• [EXERCISE DETAILS] Reproduce the data that follows in its entirety, character for character.

• [SOURCE INFORMATION]
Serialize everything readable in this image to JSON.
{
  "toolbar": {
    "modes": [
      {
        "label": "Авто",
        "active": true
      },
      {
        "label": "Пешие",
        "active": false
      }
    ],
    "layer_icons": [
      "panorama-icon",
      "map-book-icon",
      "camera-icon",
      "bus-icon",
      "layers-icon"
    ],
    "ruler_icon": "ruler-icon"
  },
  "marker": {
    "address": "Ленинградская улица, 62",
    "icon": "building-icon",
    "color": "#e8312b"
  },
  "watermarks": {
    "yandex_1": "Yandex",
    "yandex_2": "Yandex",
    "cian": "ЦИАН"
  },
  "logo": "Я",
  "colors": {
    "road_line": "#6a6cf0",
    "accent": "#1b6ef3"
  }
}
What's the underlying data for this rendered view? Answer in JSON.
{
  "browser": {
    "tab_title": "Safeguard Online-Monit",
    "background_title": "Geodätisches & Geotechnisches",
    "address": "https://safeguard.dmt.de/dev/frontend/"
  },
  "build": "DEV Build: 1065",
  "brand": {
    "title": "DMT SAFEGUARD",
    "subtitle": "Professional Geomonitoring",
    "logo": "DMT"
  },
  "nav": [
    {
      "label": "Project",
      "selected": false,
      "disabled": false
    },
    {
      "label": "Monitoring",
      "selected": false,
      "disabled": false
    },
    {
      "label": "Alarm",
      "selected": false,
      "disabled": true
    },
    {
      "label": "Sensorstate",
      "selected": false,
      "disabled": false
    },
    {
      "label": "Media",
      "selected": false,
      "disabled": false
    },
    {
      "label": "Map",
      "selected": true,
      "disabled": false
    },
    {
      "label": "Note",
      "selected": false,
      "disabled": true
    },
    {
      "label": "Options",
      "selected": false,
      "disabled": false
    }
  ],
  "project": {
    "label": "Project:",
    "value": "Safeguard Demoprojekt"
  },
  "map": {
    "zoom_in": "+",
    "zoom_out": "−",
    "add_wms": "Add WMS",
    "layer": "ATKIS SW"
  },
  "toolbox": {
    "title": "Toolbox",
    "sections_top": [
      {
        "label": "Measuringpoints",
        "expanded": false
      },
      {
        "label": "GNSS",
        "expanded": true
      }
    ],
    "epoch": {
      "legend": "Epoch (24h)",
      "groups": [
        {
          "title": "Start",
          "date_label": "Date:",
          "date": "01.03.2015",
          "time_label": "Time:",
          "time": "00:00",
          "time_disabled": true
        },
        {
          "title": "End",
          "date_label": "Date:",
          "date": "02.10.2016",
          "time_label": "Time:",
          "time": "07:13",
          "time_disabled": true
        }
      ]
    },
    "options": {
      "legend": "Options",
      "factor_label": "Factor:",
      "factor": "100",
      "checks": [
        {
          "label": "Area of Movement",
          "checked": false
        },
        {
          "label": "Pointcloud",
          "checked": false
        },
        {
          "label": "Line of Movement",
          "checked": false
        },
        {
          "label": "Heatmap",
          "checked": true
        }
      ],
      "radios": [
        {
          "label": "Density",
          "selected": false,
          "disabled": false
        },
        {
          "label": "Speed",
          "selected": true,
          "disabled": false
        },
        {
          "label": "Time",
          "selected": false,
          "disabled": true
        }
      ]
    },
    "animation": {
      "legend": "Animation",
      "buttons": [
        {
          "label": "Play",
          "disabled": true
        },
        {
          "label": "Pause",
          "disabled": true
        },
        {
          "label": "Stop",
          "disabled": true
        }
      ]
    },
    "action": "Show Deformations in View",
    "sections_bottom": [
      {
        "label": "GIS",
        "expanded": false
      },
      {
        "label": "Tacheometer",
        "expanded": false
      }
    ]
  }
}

• [FINISHED TASK]
Serialize everything readable in this image to JSON.
{
  "toolbar": {
    "modes": [
      {
        "label": "Авто",
        "active": true
      },
      {
        "label": "Пешие",
        "active": false
      }
    ],
    "layer_icons": [
      "panorama-icon",
      "map-book-icon",
      "camera-icon",
      "bus-icon",
      "layers-icon"
    ],
    "ruler_icon": "ruler-icon"
  },
  "marker": {
    "address": "Ленинградская улица, 62",
    "icon": "building-icon",
    "color": "#e8312b"
  },
  "watermarks": {
    "yandex_1": "Yandex",
    "yandex_2": "Yandex",
    "cian": "ЦИАН"
  },
  "logo": "Я",
  "colors": {
    "road_line": "#6a6cf0",
    "accent": "#1b6ef3"
  }
}
What's the underlying data for this rendered view? Answer in JSON.
{
  "browser": {
    "tab_title": "Safeguard Online-Monit",
    "background_title": "Geodätisches & Geotechnisches",
    "address": "https://safeguard.dmt.de/dev/frontend/"
  },
  "build": "DEV Build: 1065",
  "brand": {
    "title": "DMT SAFEGUARD",
    "subtitle": "Professional Geomonitoring",
    "logo": "DMT"
  },
  "nav": [
    {
      "label": "Project",
      "selected": false,
      "disabled": false
    },
    {
      "label": "Monitoring",
      "selected": false,
      "disabled": false
    },
    {
      "label": "Alarm",
      "selected": false,
      "disabled": true
    },
    {
      "label": "Sensorstate",
      "selected": false,
      "disabled": false
    },
    {
      "label": "Media",
      "selected": false,
      "disabled": false
    },
    {
      "label": "Map",
      "selected": true,
      "disabled": false
    },
    {
      "label": "Note",
      "selected": false,
      "disabled": true
    },
    {
      "label": "Options",
      "selected": false,
      "disabled": false
    }
  ],
  "project": {
    "label": "Project:",
    "value": "Safeguard Demoprojekt"
  },
  "map": {
    "zoom_in": "+",
    "zoom_out": "−",
    "add_wms": "Add WMS",
    "layer": "ATKIS SW"
  },
  "toolbox": {
    "title": "Toolbox",
    "sections_top": [
      {
        "label": "Measuringpoints",
        "expanded": false
      },
      {
        "label": "GNSS",
        "expanded": true
      }
    ],
    "epoch": {
      "legend": "Epoch (24h)",
      "groups": [
        {
          "title": "Start",
          "date_label": "Date:",
          "date": "01.03.2015",
          "time_label": "Time:",
          "time": "00:00",
          "time_disabled": true
        },
        {
          "title": "End",
          "date_label": "Date:",
          "date": "02.10.2016",
          "time_label": "Time:",
          "time": "07:13",
          "time_disabled": true
        }
      ]
    },
    "options": {
      "legend": "Options",
      "factor_label": "Factor:",
      "factor": "100",
      "checks": [
        {
          "label": "Area of Movement",
          "checked": false
        },
        {
          "label": "Pointcloud",
          "checked": false
        },
        {
          "label": "Line of Movement",
          "checked": false
        },
        {
          "label": "Heatmap",
          "checked": true
        }
      ],
      "radios": [
        {
          "label": "Density",
          "selected": false,
          "disabled": false
        },
        {
          "label": "Speed",
          "selected": true,
          "disabled": false
        },
        {
          "label": "Time",
          "selected": false,
          "disabled": true
        }
      ]
    },
    "animation": {
      "legend": "Animation",
      "buttons": [
        {
          "label": "Play",
          "disabled": true
        },
        {
          "label": "Pause",
          "disabled": true
        },
        {
          "label": "Stop",
          "disabled": true
        }
      ]
    },
    "action": "Show Deformations in View",
    "sections_bottom": [
      {
        "label": "GIS",
        "expanded": false
      },
      {
        "label": "Tacheometer",
        "expanded": false
      }
    ]
  }
}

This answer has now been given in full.